## DATA:
◇ ◇ ◇ ◇ ◇ ◇ ◇
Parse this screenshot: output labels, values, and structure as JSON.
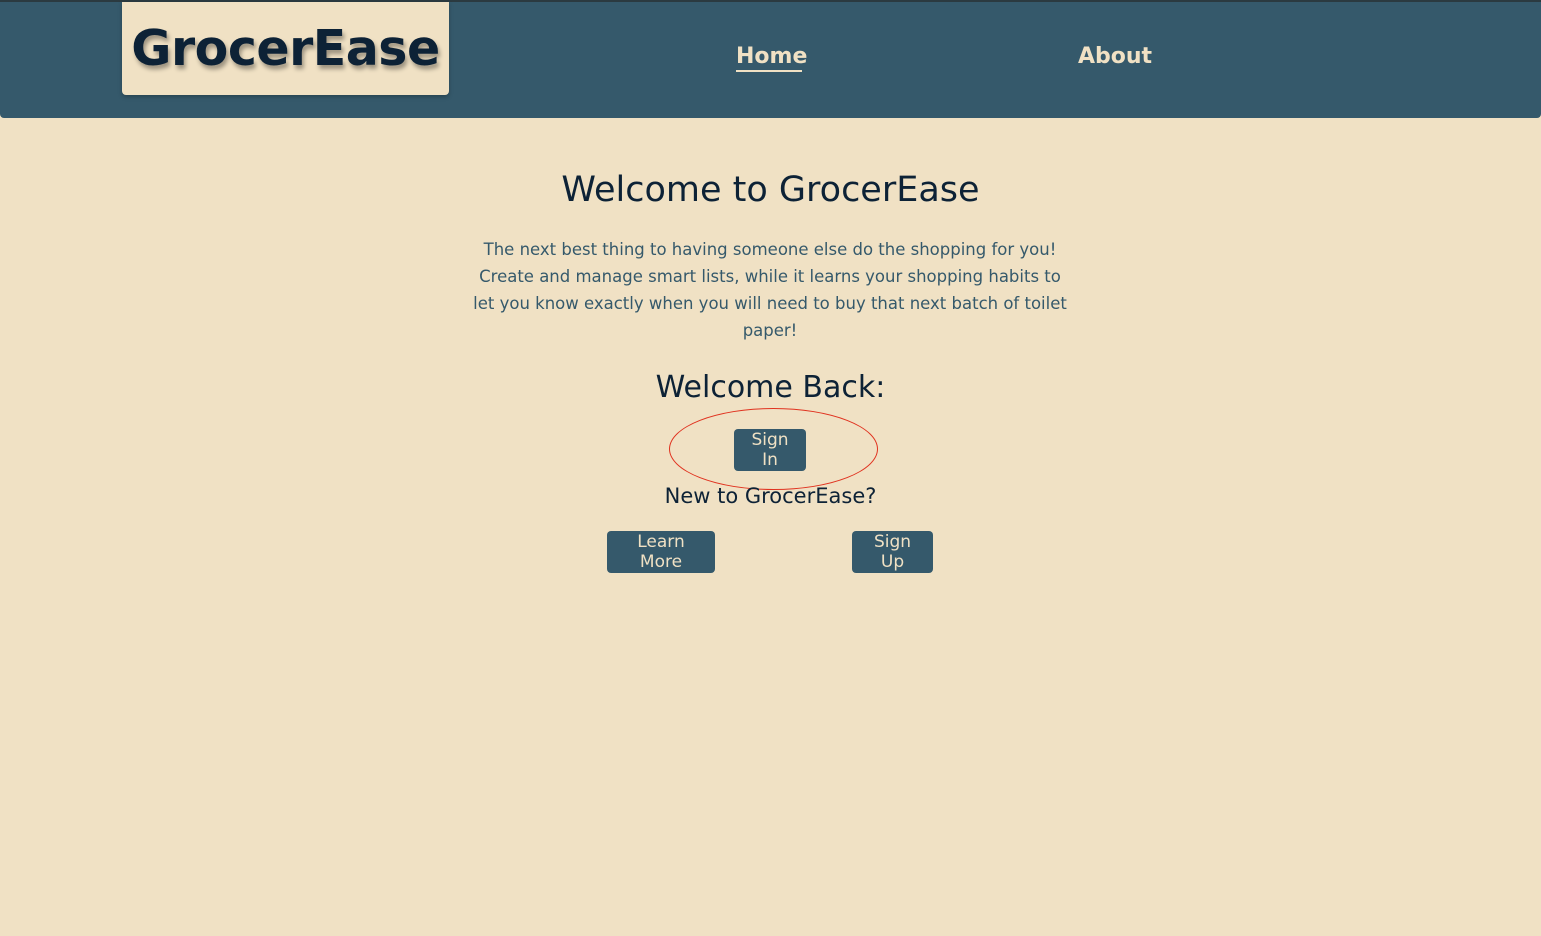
{
  "header": {
    "logo": "GrocerEase",
    "nav": {
      "home": "Home",
      "about": "About"
    }
  },
  "main": {
    "title": "Welcome to GrocerEase",
    "intro": "The next best thing to having someone else do the shopping for you! Create and manage smart lists, while it learns your shopping habits to let you know exactly when you will need to buy that next batch of toilet paper!",
    "welcome_back": "Welcome Back:",
    "sign_in_label": "Sign In",
    "new_to": "New to GrocerEase?",
    "learn_more_label": "Learn More",
    "sign_up_label": "Sign Up"
  },
  "colors": {
    "background": "#f0e1c4",
    "header": "#35596b",
    "button": "#35596b",
    "heading_text": "#0d2236",
    "highlight": "#e0321f"
  }
}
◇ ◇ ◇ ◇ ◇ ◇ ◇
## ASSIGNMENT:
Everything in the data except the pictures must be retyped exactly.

## EXERCISE RESULT:
Parse this screenshot: output labels, values, and structure as JSON.
{
  "header": {
    "logo": "GrocerEase",
    "nav": {
      "home": "Home",
      "about": "About"
    }
  },
  "main": {
    "title": "Welcome to GrocerEase",
    "intro": "The next best thing to having someone else do the shopping for you! Create and manage smart lists, while it learns your shopping habits to let you know exactly when you will need to buy that next batch of toilet paper!",
    "welcome_back": "Welcome Back:",
    "sign_in_label": "Sign In",
    "new_to": "New to GrocerEase?",
    "learn_more_label": "Learn More",
    "sign_up_label": "Sign Up"
  },
  "colors": {
    "background": "#f0e1c4",
    "header": "#35596b",
    "button": "#35596b",
    "heading_text": "#0d2236",
    "highlight": "#e0321f"
  }
}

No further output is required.